Applying an evolutionary perspective to Peirce’s work on signs, Deacon used iconic, indexical, and symbolic reference to describe “the logic of thought processes,” specifically looking at how they inform the development of language abilities. In doing so, he also outlined an emergent systems perspective of the relationships among these types of reference. This outline provides a basis for understanding cognition as an emergent system of perceptual, associative, and conceptual representation.
Probably the most successful classification of representational relationships was … provided by the American philosopher Charles Sanders Peirce … He distinguished three categories of referential associations: icon, index, and symhol … describing the nature of the formal relationship between the characteristics of the sign token and those of the physical object represented …
As a first approximation these are as follows: icons are mediated by a similarity between sign and object, indices are mediated by some physical or temporal connection between sign and object, and symbols are mediated by some formal or merely agreed-upon link irrespective of any physical characteristics of either sign or object …
The great philosophers of mind … in one way or another argued that these three modes of relationship describe the fundamental forms by which ideas can come to be associated. Peirce took these insights and rephrased the problem … in terms of communication, essentially arguing that all forms of thought (ideas) are … organized by an underlying logic … that is not fundamentally different for communication processes inside or outside of brains.
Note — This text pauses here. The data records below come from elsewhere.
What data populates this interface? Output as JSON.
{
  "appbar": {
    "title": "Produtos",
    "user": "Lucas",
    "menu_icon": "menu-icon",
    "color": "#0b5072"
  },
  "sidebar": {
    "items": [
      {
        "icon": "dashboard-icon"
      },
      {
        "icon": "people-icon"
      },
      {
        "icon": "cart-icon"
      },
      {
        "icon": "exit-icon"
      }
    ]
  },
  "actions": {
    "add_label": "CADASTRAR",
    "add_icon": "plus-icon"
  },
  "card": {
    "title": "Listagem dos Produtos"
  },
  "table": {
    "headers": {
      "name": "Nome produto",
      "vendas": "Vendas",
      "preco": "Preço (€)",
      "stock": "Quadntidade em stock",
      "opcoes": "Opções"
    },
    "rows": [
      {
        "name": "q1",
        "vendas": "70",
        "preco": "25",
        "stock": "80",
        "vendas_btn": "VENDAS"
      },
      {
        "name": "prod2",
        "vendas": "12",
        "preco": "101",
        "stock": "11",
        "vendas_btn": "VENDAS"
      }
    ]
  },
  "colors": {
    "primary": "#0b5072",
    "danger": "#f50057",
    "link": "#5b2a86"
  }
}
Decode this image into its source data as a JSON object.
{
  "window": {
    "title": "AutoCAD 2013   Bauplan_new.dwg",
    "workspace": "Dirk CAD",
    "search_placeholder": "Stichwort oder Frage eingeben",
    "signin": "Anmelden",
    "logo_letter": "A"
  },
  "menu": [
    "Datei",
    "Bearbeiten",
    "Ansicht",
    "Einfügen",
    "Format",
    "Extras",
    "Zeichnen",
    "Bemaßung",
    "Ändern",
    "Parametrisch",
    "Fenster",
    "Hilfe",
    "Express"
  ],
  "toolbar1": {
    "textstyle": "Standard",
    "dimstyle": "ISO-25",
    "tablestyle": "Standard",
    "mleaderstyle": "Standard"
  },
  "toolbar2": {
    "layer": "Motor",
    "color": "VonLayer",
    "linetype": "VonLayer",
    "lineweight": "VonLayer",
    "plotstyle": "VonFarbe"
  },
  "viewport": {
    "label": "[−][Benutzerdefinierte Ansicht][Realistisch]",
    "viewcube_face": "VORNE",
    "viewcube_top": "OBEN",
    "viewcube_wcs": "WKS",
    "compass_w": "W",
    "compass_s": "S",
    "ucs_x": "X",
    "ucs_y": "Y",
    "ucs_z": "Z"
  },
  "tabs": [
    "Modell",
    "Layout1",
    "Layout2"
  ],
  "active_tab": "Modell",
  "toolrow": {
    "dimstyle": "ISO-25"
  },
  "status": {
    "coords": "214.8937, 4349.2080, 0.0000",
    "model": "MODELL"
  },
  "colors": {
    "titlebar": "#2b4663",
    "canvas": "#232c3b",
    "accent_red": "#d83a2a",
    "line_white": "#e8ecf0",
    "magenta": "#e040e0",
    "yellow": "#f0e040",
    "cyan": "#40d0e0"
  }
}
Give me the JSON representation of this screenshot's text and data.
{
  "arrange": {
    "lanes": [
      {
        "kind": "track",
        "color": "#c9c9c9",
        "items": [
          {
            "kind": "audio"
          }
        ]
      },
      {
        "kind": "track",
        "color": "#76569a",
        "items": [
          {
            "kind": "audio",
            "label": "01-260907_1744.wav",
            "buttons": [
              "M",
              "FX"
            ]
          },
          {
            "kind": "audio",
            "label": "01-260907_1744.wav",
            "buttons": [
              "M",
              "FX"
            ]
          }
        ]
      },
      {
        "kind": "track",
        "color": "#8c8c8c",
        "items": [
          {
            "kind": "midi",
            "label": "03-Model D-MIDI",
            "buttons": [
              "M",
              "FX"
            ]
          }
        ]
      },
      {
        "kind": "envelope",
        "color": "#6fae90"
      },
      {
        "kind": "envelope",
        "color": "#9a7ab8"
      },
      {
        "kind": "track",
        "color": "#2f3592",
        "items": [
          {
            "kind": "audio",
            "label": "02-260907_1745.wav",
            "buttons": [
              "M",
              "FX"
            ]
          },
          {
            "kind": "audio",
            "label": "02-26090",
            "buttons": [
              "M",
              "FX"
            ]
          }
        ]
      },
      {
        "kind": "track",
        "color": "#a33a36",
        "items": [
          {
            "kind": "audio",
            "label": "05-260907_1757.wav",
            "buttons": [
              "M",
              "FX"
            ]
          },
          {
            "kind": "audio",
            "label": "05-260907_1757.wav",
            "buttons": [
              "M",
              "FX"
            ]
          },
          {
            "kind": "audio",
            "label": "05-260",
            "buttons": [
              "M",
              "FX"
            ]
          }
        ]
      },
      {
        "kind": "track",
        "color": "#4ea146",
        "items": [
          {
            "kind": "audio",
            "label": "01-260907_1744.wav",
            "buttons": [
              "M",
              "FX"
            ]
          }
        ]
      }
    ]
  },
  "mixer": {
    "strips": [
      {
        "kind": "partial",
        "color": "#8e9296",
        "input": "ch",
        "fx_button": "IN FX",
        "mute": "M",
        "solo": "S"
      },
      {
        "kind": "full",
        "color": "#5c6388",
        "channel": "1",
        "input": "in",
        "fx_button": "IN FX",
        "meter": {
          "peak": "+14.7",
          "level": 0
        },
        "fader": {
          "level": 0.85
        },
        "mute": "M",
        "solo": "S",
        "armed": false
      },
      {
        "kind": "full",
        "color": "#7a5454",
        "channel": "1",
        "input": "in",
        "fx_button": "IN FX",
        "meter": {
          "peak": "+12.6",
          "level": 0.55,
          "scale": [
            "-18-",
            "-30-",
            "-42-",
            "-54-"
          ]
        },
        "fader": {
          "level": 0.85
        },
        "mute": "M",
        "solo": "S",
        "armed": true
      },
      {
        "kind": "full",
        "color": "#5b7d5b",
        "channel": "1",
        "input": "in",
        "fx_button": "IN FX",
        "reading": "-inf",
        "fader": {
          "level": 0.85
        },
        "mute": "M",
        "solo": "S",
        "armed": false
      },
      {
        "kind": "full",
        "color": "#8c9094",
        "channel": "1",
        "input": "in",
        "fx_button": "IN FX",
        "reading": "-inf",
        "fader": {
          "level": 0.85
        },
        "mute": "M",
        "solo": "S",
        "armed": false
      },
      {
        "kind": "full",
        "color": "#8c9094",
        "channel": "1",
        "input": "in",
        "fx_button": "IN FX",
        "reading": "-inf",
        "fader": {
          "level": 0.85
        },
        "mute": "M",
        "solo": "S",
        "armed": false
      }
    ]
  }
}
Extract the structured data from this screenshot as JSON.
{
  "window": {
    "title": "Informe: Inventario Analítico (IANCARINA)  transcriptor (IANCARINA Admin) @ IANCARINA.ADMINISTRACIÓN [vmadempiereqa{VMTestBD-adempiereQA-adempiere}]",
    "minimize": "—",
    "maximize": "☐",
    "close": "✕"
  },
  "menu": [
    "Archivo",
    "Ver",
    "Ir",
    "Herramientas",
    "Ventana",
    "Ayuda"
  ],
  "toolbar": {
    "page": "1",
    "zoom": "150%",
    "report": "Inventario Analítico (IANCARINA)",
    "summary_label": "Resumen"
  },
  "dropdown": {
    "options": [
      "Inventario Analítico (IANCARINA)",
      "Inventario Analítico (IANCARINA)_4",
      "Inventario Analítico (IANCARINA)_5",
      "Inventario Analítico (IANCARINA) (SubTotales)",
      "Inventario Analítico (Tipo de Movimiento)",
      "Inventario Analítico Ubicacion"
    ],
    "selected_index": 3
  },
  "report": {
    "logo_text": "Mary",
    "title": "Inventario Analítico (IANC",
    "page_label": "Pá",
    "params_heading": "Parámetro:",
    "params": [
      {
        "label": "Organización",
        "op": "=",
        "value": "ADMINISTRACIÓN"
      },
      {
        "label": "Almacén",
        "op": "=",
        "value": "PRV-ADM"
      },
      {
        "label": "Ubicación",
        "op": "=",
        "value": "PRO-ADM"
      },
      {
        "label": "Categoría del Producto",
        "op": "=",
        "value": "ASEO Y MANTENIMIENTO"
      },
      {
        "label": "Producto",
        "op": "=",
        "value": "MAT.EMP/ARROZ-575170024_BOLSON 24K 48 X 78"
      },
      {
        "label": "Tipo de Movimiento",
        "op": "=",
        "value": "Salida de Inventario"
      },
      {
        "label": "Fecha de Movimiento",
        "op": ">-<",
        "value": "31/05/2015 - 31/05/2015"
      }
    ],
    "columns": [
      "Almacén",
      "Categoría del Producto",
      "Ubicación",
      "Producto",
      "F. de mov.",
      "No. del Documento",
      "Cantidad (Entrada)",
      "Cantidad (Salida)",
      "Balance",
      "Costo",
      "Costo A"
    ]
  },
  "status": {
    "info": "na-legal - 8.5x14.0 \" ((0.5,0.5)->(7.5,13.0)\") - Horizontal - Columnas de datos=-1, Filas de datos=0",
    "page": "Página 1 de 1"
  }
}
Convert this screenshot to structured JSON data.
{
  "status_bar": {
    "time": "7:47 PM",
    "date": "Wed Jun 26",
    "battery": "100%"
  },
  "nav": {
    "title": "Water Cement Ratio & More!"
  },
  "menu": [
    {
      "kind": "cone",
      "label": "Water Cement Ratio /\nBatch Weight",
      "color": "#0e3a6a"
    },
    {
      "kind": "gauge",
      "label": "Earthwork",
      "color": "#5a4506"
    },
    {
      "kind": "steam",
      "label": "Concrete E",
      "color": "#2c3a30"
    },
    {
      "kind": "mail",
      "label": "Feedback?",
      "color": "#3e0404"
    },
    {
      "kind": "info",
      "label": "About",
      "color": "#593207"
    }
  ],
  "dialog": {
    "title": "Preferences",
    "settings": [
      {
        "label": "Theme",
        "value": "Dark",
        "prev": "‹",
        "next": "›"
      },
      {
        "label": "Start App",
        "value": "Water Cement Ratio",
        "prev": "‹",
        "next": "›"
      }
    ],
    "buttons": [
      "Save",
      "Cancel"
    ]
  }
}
If so, it might be possible to investigate the logic of thought processes by studying the sign production and interpretation processes in more overt communication.
The Symbolic Species: Chapter 3 – Symbols aren’t simple | Deacon
Peirce’s Theory of Signs | Stanford Encyclopedia of Philosophy
Symbol, Index, Icon | Theories of Media Glossary (University of Chicago)
Semiotic elements and classes of signs | Wikipedia